Royal Bank of Canada, one of the more up-to-minute banks when it comes to commentary on the mining sector, has set ratings of underperform for Vale SA (NYSE:VALE) and outperform for Anglo American (LON:AAL).
Industry watchers won’t be overly surprised at the different outlook RBC has in respect for two of the world’s most significant iron ore producers.
Following the collapse of a tailings dam at the Córrego do Feijão mine in Minas Gerais in January Vale has been under severe pressure from the Brazilian government. The dam collapse killed at least 165 people but, what was worse for Vale in terms of regulatory pressure, it wasn’t the first accident of its kind.
A similar tailings dam collapse in 2015 also caused scores of deaths.
So Brazilian regulators are now gunning for the least safety infraction by Vale and have forced several operations to shut down, including the large Brucutu mine, also in Minas Gerais.
Brucutu may now be allowed to reopen, following the latest court ruling at local level, but that news came only a day after regulators forced to more Vale operations to cease production. One of Vale’s major shipping terminals has also been forced to close in recent days, although the company says it knows of no permitting or other infraction involved at the operation.
But in the immediate term that may not matter.
It is, in short, an uncertain time for the Brazilian mining champion, one of the few truly world-class mining companies that originates from outside of the Anglosphere.

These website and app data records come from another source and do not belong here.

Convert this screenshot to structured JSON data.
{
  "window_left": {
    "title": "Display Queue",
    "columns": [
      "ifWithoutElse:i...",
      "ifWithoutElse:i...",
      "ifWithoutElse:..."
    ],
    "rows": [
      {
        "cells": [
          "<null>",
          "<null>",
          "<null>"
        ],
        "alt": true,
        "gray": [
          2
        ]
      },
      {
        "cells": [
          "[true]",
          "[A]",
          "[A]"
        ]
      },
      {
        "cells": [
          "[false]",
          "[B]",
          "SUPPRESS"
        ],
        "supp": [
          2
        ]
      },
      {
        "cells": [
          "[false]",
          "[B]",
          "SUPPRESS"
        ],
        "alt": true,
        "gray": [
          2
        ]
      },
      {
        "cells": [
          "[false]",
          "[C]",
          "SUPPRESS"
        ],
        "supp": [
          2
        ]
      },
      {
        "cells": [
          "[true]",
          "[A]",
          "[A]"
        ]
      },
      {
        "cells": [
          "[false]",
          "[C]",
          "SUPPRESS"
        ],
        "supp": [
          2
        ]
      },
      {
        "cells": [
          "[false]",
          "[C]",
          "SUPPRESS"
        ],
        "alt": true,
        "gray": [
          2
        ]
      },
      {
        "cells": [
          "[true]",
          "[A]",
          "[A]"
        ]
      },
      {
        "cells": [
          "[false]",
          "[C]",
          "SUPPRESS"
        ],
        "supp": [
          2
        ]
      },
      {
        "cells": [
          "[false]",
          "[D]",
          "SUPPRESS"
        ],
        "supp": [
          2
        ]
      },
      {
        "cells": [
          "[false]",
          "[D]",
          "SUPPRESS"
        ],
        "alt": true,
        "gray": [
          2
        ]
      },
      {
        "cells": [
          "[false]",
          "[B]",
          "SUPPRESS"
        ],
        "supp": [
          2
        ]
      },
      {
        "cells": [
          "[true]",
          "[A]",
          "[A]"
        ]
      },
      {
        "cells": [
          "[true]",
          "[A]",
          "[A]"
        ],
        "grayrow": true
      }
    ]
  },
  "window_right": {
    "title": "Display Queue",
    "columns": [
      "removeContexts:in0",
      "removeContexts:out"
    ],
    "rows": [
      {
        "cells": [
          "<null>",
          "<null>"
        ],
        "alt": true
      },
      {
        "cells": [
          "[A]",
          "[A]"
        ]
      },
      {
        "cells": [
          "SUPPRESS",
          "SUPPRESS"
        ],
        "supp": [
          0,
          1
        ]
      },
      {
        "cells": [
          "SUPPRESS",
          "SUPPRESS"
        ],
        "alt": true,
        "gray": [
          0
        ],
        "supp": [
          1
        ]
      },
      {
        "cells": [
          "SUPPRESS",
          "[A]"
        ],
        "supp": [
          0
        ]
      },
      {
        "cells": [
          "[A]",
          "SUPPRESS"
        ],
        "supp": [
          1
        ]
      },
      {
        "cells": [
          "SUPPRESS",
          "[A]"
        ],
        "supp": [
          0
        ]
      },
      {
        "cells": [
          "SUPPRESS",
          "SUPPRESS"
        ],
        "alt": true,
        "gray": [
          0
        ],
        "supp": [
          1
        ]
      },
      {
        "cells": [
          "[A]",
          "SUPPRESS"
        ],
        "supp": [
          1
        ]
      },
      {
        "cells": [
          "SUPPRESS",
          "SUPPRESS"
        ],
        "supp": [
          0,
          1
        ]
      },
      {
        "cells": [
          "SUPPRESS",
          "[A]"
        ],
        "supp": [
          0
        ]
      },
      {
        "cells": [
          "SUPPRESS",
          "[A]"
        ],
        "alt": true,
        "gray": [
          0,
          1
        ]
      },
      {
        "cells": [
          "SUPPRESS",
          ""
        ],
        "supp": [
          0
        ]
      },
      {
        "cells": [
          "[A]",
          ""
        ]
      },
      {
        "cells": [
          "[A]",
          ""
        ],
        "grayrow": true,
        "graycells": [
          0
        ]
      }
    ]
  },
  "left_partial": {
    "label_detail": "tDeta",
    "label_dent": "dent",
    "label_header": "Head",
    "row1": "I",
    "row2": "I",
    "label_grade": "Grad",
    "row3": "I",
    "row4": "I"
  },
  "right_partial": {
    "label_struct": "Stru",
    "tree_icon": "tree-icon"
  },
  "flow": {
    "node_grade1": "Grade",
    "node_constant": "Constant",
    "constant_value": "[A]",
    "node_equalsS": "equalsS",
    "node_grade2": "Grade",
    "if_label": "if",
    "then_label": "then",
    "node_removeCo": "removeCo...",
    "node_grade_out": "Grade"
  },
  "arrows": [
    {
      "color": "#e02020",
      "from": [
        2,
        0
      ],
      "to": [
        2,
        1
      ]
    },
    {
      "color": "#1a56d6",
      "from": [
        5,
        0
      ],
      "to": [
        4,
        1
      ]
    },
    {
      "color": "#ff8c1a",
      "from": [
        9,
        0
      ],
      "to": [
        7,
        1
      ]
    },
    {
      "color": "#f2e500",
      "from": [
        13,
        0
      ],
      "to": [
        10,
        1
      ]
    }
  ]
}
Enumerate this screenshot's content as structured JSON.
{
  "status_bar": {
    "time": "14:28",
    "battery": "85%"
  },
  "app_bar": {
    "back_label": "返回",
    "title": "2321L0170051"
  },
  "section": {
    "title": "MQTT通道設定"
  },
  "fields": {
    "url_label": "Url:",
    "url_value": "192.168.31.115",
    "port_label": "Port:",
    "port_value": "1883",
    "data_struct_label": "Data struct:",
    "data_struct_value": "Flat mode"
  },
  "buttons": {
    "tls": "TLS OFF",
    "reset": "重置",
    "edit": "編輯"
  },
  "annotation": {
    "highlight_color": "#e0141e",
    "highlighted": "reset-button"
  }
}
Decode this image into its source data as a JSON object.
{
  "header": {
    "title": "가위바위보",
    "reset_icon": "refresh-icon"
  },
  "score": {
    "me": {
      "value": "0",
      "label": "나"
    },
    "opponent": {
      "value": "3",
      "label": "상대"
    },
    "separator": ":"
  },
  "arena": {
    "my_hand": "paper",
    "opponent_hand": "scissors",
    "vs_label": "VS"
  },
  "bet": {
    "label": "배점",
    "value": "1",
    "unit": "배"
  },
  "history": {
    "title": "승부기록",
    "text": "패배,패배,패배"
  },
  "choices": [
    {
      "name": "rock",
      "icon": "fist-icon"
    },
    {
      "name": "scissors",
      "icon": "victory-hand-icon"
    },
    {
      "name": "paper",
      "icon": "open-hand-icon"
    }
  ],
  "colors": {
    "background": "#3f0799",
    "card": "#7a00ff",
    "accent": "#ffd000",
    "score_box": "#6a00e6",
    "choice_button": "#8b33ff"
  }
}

Or so the thinking in some analysts’ minds goes. But there may be a little more to it than that. It was interesting to see the sharp rise in Vale’s shares following the news of a potential re-start at Brucutu, and that 2% move may be indicative that the market now feels that Vale has been oversold.
Indeed, on the day of the Córrego do Feijão disaster the shares plunged by more than 25%, a huge move for a US$70bn company. The shares have since clawed back more than half of that loss and are now trading roughly at levels they were at throughout much of 2018, before a surge at the end of the year.
And the tightness in the market resulting from Vale’s loss of production – which could amount to as much as 90mln tonnes - may also have another paradoxical effect: the price of the iron ore it does produce and sell will be much higher, owing to the lack of supply from the company’s own mines.
How marked this effect will really be is open to question, as some analysts, including those at RBC note that for 2019 Vale will be able to make up for its likely production shortfall by drawing on stockpiles both in Brazil and in Asia.
Nevertheless, old certainties are now gone. Vale is no longer unassailable in Brazil. And the arrival of Jair Bolsonaro as Brazil’s new right-wing president poses more questions than it answers. On the one hand he is very pro-business, and ought to be able to mitigate the worst of the fallout against Vale. On the other, he’s also a populist, and with his business credentials firmly established may feel secure enough to take a swing or two at Vale in pursuit of short-term electoral gain.
The losers in all this are the Chinese buyers who will inevitably have to pay more for their ore. This is already happening, as the iron ore price has moved more sharply than anyone expected in the immediate aftermath of the dam collapse.
Partly, this is because of the unexpected robustness of the Brazilian regulatory response, and partly it’s because of the uncertainty that now exists around supply.
A general consensus can now be found for an iron ore price of close to US$100, although some, like the analysts at London broking house Liberum are cautious about this. In their view such a price would require “the maximum possible disruption to supply” as well as strong demand from China.
Liberum cites lower steel prices as likely to put significant margin pressure on Chinese manufacturers if the iron ore price remains high. It’s not alone in assuming that in the longer term the iron ore price is likely to fall back significantly, possibly to as low as US$50 per tonne.
In the meantime though, the prospect for a further share price fillip to some of the world’s largest miners continues to look very real.